== Input for this task

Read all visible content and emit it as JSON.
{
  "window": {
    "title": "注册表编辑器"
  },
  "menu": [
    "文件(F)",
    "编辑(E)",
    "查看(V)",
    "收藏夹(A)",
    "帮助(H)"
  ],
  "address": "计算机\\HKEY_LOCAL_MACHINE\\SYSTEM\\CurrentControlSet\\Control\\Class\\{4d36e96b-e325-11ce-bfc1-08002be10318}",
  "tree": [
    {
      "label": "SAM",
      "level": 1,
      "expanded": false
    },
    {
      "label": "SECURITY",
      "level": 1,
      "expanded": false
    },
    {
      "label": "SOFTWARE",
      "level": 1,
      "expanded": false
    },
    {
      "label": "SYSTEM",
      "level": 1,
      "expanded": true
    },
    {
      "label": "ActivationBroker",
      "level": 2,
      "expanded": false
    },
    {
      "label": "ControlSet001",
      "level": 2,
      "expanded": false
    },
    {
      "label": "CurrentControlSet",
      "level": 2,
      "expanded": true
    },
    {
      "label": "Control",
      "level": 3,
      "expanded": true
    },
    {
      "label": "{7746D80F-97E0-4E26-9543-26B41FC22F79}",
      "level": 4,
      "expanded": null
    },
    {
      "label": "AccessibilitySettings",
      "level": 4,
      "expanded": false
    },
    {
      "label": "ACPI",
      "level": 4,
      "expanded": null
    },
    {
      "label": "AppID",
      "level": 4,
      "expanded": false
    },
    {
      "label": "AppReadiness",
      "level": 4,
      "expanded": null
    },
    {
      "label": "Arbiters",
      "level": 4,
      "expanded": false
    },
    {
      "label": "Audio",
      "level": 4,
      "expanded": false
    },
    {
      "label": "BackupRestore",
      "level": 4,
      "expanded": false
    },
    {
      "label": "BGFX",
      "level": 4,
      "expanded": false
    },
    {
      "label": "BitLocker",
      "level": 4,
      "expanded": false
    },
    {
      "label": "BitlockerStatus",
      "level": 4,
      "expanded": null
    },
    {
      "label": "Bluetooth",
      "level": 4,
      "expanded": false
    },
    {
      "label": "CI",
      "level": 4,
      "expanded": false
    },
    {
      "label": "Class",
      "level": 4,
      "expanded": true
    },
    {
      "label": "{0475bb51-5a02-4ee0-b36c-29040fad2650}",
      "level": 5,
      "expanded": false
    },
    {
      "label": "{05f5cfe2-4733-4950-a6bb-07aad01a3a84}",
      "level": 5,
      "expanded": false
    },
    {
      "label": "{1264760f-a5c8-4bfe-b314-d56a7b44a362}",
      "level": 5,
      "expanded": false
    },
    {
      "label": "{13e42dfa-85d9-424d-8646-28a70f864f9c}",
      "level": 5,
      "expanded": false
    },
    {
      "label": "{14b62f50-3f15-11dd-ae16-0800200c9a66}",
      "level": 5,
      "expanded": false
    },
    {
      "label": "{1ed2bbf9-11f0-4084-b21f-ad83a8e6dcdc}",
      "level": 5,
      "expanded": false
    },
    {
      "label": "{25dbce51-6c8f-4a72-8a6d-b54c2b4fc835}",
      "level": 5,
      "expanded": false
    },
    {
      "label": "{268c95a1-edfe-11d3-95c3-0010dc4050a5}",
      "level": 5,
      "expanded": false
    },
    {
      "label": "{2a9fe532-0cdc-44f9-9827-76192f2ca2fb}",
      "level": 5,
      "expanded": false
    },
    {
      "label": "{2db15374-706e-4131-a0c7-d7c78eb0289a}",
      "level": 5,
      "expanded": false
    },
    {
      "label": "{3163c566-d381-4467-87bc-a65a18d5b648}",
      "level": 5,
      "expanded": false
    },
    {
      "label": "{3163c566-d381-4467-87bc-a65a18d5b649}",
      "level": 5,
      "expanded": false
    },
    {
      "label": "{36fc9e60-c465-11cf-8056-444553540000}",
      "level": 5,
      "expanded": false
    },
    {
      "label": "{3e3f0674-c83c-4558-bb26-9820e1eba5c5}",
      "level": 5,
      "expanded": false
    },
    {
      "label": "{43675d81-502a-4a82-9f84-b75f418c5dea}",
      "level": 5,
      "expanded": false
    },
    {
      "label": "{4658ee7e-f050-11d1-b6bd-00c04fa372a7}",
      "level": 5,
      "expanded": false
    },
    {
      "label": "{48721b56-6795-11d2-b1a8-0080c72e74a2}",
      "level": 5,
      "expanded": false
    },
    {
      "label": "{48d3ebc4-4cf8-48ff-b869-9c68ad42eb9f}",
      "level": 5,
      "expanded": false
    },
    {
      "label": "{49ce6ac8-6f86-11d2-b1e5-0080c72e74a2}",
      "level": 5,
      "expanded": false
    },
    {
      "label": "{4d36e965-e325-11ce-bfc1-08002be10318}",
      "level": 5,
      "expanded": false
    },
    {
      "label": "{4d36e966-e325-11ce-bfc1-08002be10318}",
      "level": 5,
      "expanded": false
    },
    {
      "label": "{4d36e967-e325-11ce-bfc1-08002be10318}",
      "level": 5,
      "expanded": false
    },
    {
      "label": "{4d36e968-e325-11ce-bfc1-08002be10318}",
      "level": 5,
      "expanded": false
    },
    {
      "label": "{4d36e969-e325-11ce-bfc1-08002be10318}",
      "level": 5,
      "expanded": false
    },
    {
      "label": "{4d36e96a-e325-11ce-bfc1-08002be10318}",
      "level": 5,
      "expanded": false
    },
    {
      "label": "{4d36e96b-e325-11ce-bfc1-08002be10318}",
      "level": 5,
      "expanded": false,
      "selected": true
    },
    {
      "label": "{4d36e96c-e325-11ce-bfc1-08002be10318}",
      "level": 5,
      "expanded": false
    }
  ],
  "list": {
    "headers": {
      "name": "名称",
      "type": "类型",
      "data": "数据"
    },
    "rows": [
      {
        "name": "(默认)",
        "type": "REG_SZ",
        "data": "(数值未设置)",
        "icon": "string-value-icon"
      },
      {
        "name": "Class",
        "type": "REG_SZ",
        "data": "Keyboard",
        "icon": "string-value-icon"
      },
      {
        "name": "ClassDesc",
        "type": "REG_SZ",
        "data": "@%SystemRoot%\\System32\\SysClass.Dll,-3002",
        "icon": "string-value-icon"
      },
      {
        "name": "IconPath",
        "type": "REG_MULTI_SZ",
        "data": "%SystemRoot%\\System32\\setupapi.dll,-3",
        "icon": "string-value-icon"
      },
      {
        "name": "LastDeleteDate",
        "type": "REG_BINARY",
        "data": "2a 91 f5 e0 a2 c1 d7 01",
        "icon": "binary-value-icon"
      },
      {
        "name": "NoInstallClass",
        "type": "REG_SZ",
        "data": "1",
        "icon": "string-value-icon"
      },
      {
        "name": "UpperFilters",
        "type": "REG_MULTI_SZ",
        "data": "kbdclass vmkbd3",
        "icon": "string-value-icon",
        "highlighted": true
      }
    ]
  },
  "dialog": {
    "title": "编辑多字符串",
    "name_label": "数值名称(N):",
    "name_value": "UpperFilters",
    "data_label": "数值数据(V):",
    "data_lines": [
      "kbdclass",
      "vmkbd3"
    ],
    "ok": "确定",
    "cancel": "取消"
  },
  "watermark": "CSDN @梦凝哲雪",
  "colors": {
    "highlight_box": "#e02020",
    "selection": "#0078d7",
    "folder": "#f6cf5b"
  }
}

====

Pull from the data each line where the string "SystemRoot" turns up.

        "data": "@%SystemRoot%\\System32\\SysClass.Dll,-3002",
        "data": "%SystemRoot%\\System32\\setupapi.dll,-3",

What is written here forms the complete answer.